Geithner to warn lawmakers on threats to financial system from Europe, fiscal cliff

Treasury Secretary Timothy Geithner plans to warn House lawmakers that regulators need their help to ensure the financial system is safe from threats posed by Europe and elsewhere.

According to his prepared testimony before the House Financial Services Committee, Geithner will inform lawmakers that the financial system, years after the meltdown, still faces "a challenging and uncertain overall economic environment," and will ask members to help, not hinder, regulatory efforts to implement the Dodd-Frank financial reform law. A copy of Geithner's testimony was obtained by The Hill.

"We need your support to make these rules strong and effective.  And we need your support to make sure the enforcement agencies have the resources they need to prevent fraud, manipulation, and abuse," his testimony states.

Geithner singles out continued debt woes in Europe as the single biggest risk to the nation's economy, and will impress upon lawmakers the need to shore up the financial system to protect the U.S. from the dangers it presents.

"A severe crisis in Europe would necessarily have very substantial, adverse effects on the United States," his testimony states.

Echoing Federal Reserve Chairman Ben Bernanke, Geithner will also cautioned lawmakers on the dangers posed by the coming fiscal cliff. If Congress fails to avert the influx of tax hikes and spending cuts set to take effect at the beginning of 2013, it will make the ongoing slowdown in the U.S. recovery even worse.

"The failure of policy makers to enact reforms in a timely and credible manner will be damaging to future economic growth," Geithner will say. "These potential threats underscore the need for continued progress in repairing the remaining damage from the financial crisis and enacting reforms to make the system stronger for the long run."

In that effort, Geithner will tout the work done by regulators in the two years since Dodd-Frank was enacted, saying that "key elements" of the law will largely be in place by the end of the year.

Geithner's prepared testimony makes no mention of the ongoing scandal over the London Interbank Offered Rate, or Libor.
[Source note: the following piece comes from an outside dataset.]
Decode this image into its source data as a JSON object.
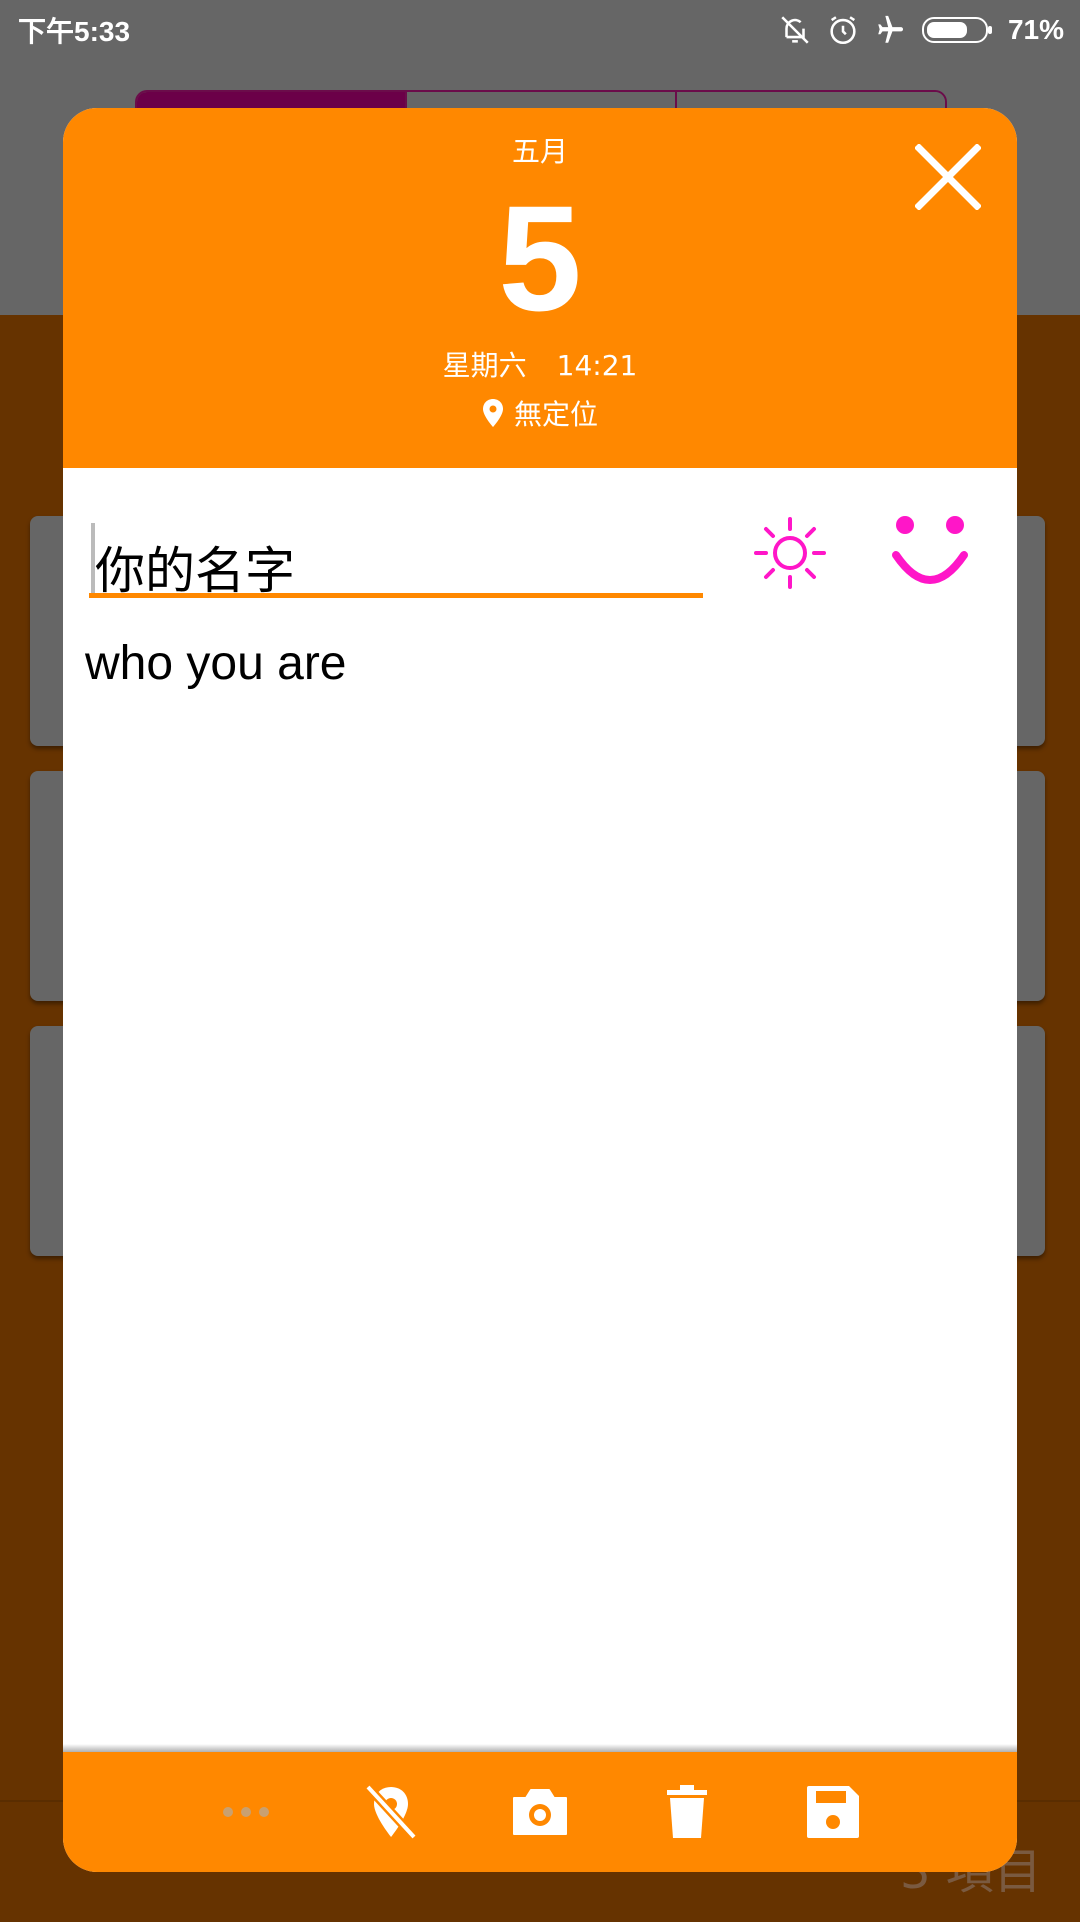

The integrity of that rate, which is set by some of the world's largest banks and serves as benchmark for a slew of lending products, has come into question in recent weeks, and regulators are probing for whether there have been widespread efforts to rig the rate to improve the standing of certain banks.

Geithner is testifying before the panel, and doing the same before the Senate Banking Committee Thursday, in his capacity as head of the Financial Stability Oversight Council, which gathers top financial regulators together to oversee the stability of the financial system. However, he is expected to be pressed by lawmakers on his role in the Libor scandal, dating back to his time heading the New York Federal Reserve Bank before becoming President Obama's chief economic adviser.

Concerns that the Libor may be being manipulated first came to the New York Fed's attention under his watch, and lawmakers earlier this month pressed Bernanke on why the Fed failed to do more on the matter when it first emerged. Both officials have defended the actions of Fed officials, saying the matter was immediately highlighted for the relevant regulators both in the U.S. and Britain.